If you missed those blogs, you can read Part I here and Part II here. Today we’ll dig into Lesson 3 which focuses on the economic truth behind the decision to go with a corrugated vs. a permanent POP display.
Lesson # 3: The Real Economics of Corrugated vs. Permanent POP Displays
Corrugated shippers have their place among POP displays in the merchandising world, particularly when it comes to in-and-out programs. However, a lot of companies make the decision to go with a corrugated display instead of a permanent POP display in order to save money. In many cases, their decision is based on misunderstood economics.
Let’s say you are not too concerned about the perceived value of your product at retail or making a strong brand statement. However, what you are concerned about is the overall cost of the POP displays you need for your first big national rollout. You have a corrugated display designed and get it quoted at $15 per display for a quantity of 2500 units. You calculate that it will cost you $37,500 for the displays. You also have a permanent display designed- one with a metal tube frame, wire shelves, and a nice PVC header. You like the look of the permanent display better, but at $75 per unit you just can’t justify spending the extra $60 per unit compared to your corrugated option. After all, you would have to fork over an extra $150,00 more for the permanent display option.
A lot of customer stop right there and decide to go the corrugated route based on the compelling cost savings. However, more information is necessary to make a good economic decision. Let’s say the corrugated display and the permanent display each hold 24 units of product. Let’s further assume that the displays are equally effective and generate sales of 3 units per week per store. Finally, let’s assume that you have secured a one-year commitment from the retailer as long as sales are living up to expectations.
So, let’s do the math. With the permanent display option, you have a one-time cash outlay of $187,500 to pay for a $75 display in each of 2500 stores. With the corrugated option, your initial cash outlay is $37,500, but at your projected sales per week, you will need to replace the corrugated display every 2 months since it will be tossed by the retailer once the product sells through. What that means is you will have to buy a total of 6 corrugated displays per store over the course of the year or 15,000 displays per year. At $15 per display, your investment in corrugated displays will be $225,000 or 20% higher than the $187,500 you would have spent on permanent displays.

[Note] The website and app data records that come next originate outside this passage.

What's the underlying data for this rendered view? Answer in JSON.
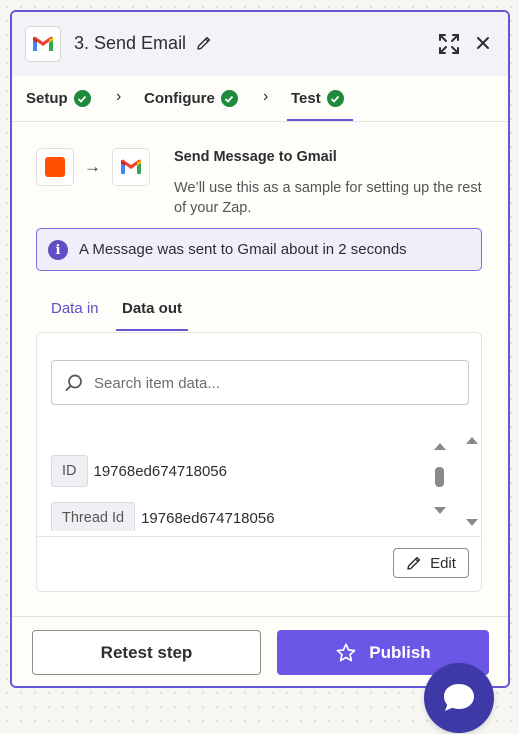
{
  "header": {
    "step_title": "3. Send Email",
    "app_icon": "gmail-icon",
    "actions": [
      "edit-title-icon",
      "expand-icon",
      "close-icon"
    ]
  },
  "steps": [
    {
      "label": "Setup",
      "status": "complete"
    },
    {
      "label": "Configure",
      "status": "complete"
    },
    {
      "label": "Test",
      "status": "complete",
      "active": true
    }
  ],
  "action": {
    "title": "Send Message to Gmail",
    "description": "We’ll use this as a sample for setting up the rest of your Zap."
  },
  "info_banner": {
    "text": "A Message was sent to Gmail about in 2 seconds",
    "icon": "info-icon"
  },
  "data_tabs": [
    {
      "label": "Data in",
      "active": false
    },
    {
      "label": "Data out",
      "active": true
    }
  ],
  "search": {
    "placeholder": "Search item data...",
    "value": ""
  },
  "fields": [
    {
      "key": "ID",
      "value": "19768ed674718056"
    },
    {
      "key": "Thread Id",
      "value": "19768ed674718056"
    }
  ],
  "edit_label": "Edit",
  "footer": {
    "retest_label": "Retest step",
    "publish_label": "Publish"
  },
  "colors": {
    "accent": "#6457d8",
    "publish": "#6b57e6",
    "success": "#1e8a3c",
    "trigger": "#ff4f00",
    "chat": "#3d3aa8"
  }
}
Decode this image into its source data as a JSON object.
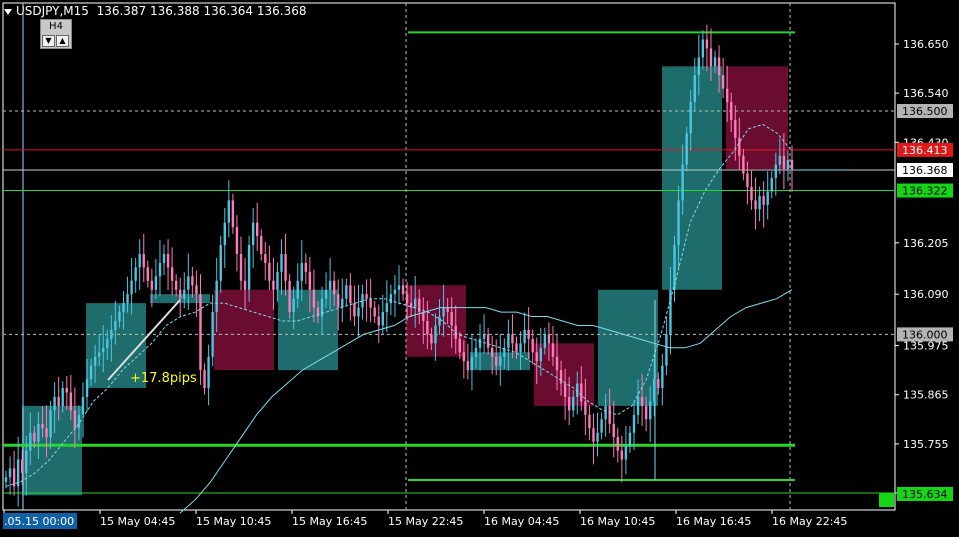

Your own numbers may vary from those used in this illustration, but our point is it is important to run the numbers and ensure you are considering the entire picture before choosing a POP display option.